Recent advances in the understanding of the major events that shape the immune recog nition system have been remarkable. The analysis of immunoglobulin (Ig) gene organization and Ig repertoire diversification in lower vertebrates has provided new insight into this process in mammals. Similarly, the understanding of the early development of lymphocytes and of the acquisition of immunological tolerance has been aided by elegant studies in quail/chicken chimeras, using the power of the distinctive markers of the constitutive cells of these birds. Great strides have been made in understanding the role played by major histocompatibility complex (MHC) molecules in antigen presentation and in repertoire selec tion within the thymus. The use of transgenic mice expressing specific T-cell receptor (TCR) genes has elucidated the process of both positive and negative selection.

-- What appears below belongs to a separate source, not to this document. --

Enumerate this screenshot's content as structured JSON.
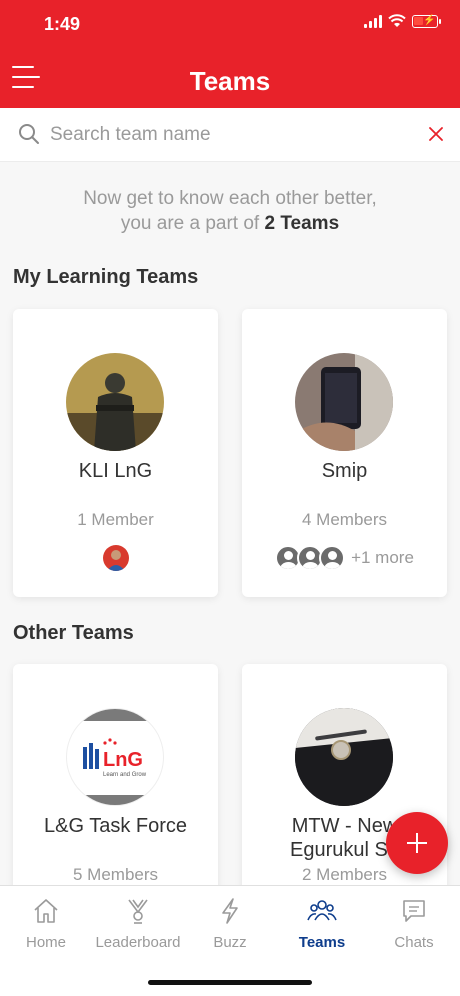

In parallel, there has been considerable progress in our understanding of tolerance, based in part on the use of markers for the V fJ genes of T-cell receptors and in part on the analysis of the behavior of long term T-cell lines. This has led to the realization that both clonal deletion and clonal anergy may play critical roles in the maintenance of unresponsiveness to self antigen. Molecular analysis of the requirements for expression of membrane immunoglobulin molecules has revealed the existence of a complex that appears to be of critical importance in mediating signalling through Ig receptors. In addition, major insights have been obtained into the regulation of expression of genes of immunologic interest.
|Series:||Advances in Experimental Medicine and Biology Series , #292|
|Edition description:||Softcover reprint of the original 1st ed. 1991|
|Product dimensions:||7.01(w) x 10.00(h) x 0.02(d)|